4. Plaintiff died during the pendency of this appeal. Niles, as personal representative of plaintiff's estate, substituted for plaintiff as appellee in this appeal. Burnett v. Burnett, unpublished order of the Court of Appeals, entered January 2, 2013 (Docket No. 309640). Because plaintiff died after the judgment was entered and an appeal was pending, the case is not moot.
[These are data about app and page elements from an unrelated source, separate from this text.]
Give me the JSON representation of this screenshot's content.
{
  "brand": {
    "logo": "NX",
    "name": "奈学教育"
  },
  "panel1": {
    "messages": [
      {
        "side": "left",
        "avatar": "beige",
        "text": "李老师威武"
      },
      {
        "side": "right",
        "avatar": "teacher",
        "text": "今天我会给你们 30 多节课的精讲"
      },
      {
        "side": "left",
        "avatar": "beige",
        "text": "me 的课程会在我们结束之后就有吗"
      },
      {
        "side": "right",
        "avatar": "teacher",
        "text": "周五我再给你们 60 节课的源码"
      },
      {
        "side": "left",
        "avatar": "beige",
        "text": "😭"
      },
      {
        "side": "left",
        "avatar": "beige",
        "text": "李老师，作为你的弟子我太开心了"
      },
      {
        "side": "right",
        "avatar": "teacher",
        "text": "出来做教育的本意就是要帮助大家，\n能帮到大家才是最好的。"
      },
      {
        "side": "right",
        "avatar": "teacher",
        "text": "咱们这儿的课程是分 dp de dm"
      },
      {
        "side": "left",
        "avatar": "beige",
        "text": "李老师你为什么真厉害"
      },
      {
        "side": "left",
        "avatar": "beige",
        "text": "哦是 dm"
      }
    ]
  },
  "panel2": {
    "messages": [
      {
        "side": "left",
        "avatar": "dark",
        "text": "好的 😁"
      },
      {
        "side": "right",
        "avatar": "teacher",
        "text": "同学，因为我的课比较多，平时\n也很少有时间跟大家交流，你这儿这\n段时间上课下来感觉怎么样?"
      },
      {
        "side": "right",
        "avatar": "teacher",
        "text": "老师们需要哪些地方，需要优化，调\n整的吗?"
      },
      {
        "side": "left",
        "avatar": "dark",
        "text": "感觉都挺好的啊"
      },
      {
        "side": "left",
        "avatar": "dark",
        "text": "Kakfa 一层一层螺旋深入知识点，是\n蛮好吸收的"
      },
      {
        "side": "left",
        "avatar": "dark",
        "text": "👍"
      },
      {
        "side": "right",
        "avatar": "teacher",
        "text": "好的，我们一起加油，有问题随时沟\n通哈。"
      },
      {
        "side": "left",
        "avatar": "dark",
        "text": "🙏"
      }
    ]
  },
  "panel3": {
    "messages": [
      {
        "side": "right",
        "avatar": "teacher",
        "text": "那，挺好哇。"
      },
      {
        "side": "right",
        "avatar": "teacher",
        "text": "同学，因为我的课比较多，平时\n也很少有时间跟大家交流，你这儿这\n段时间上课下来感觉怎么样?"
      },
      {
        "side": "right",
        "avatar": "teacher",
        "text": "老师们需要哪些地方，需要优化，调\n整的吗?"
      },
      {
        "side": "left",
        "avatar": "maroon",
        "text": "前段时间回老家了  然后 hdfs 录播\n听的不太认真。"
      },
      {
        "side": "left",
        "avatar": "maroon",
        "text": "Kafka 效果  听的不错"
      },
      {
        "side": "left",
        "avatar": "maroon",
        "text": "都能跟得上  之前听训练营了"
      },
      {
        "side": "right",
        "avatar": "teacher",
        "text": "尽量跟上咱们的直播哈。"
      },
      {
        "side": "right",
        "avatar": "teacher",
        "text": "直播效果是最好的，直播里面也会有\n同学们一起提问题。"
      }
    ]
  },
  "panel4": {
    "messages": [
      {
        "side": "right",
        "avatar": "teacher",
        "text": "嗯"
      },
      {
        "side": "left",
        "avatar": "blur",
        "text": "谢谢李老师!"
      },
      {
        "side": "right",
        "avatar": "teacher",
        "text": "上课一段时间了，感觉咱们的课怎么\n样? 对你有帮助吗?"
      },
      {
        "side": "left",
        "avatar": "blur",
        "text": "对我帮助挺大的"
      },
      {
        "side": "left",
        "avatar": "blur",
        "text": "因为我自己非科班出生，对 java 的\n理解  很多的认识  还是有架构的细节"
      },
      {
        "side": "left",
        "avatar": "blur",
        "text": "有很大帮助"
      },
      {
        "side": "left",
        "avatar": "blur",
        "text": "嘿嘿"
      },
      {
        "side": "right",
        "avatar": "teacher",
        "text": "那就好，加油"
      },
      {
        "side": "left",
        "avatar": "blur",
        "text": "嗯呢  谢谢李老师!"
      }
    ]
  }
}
See McCormick v. McCormick, 221 Mich.App 672, 678–679; 562 NW2d 504 (1997).
5. GCR 1963, 722.2 provided: “ ‘Actions for divorce and separate maintenance by or against incompetent persons shall be brought as provided in sub-rule 201.5.’ “ Smith, 125 Mich.App at 166, quoting GCR 1963, 722.2. GCR 1963, 201.5(1) provided: “ ‘Whenever an infant or incompetent person has a guardian of his estate, actions may be brought and shall be defended by such guardian in behalf of the infant or incompetent person.’ “ Id., quoting GCR 1963, 201.5(1).
6. Defendant's policy argument, that allowing guardians to file for divorce on behalf of an incompetent spouse who never filed for divorce while competent could lead to divorces brought by family members (acting as guardians or conservators) merely for financial gain, is an interesting one. But, those arguments are properly made to the legislature or the Supreme Court (in its rule-making function), not this Court.
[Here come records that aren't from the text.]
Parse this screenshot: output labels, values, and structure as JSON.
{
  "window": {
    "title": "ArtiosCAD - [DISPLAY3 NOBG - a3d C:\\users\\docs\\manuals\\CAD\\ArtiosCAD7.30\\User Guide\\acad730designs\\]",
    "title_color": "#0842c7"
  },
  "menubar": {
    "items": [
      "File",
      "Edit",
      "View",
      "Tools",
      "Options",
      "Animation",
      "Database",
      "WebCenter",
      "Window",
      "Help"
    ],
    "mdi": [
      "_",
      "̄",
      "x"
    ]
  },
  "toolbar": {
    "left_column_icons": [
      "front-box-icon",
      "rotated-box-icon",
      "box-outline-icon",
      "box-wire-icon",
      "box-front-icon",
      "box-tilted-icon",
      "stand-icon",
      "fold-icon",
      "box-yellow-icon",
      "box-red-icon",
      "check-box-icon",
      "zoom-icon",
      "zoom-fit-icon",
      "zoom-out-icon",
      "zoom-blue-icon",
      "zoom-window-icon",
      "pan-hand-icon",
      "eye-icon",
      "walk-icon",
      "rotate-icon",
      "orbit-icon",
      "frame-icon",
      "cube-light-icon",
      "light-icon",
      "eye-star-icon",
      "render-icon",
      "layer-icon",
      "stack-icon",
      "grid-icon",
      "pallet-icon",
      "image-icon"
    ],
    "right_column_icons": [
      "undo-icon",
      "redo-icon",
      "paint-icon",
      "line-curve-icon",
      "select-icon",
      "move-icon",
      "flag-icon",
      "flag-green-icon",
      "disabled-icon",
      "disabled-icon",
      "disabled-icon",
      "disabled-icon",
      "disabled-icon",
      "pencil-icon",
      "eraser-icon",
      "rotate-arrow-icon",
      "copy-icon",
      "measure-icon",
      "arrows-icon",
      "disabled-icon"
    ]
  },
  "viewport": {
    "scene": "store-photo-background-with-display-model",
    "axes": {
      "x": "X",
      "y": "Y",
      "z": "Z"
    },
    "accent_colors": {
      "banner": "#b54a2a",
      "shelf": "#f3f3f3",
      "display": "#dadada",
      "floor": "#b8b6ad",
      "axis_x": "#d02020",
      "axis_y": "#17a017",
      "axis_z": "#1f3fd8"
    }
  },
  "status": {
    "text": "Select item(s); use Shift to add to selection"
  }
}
7. As the Nat'l Pride Court recognized, there are several other statutes that spell out what does, or does not, constitute a marriage in Michigan. Nat'l Pride, 481 Mich. at 72 n 9. MCL 551.2, for example, provides: “So far as its validity in law is concerned, marriage is a civil contract between a man and a woman, to which the consent of parties capable in law of contracting is essential.”
8. The marriage amendment's focus on the agreement to marry is consistent with Michigan law, which has always required (amongst other formalities) a contract between the marrying parties. See Roszel v. Roszel, 73 Mich. 133, 137; 40 NW 858 (1888); MCL 552.35. The amendment also confirmed what was long-standing Michigan law, i.e., that “[t]o constitute a perfect union, the contracting parties should be two persons of the opposite sexes[.]” In re Fitzgibbons' Estate, 162 Mich. 416, 420; 127 NW 313 (1910) (quotation marks and citation omitted).
9. Though our holding puts to rest defendant's challenge to the circuit court's jurisdiction, we point out that the constitution and relevant statutes explicitly state that only a marriage agreement between one man and one woman is recognized by Michigan law. Under the most obvious and commonly understood meaning of the words “man” and “woman,” a postoperative male-to-female transsexual is not a “woman.” Random House Webster's College Dictionary (2001) defines “man” as “an adult male person [.]” “Male,” in turn, is defined as “a person bearing an X and Y chromosome pair in the cell nuclei and normally having a penis, scrotum, and testicles and developing hair on the face at adolescence” and “an organism of the sex or sexual phase that normally produces a sperm cell or male gamete.” Id. “Woman” is defined as “an adult female person,” and “female” is defined as “a person of the sex whose cell nuclei contain two X chromosomes and who is normally able to conceive and bear young” or “any organism of the sex of sexual phase that normally produces egg cells.” Id. Based on these definitions, it would appear that defendant is not a woman under the marriage amendment and marriage statutes because he still has an X and Y chromosome pair and cannot—and never could—bear children. We note that other jurisdictions have reached this conclusion, see Kantaras v. Kantaras, 884 So2d 155 (Fl App, 2004) and In re Estate of Gardiner, 273 Kan 191, 214; 42 P3d 120 (2002), but we need not do so here.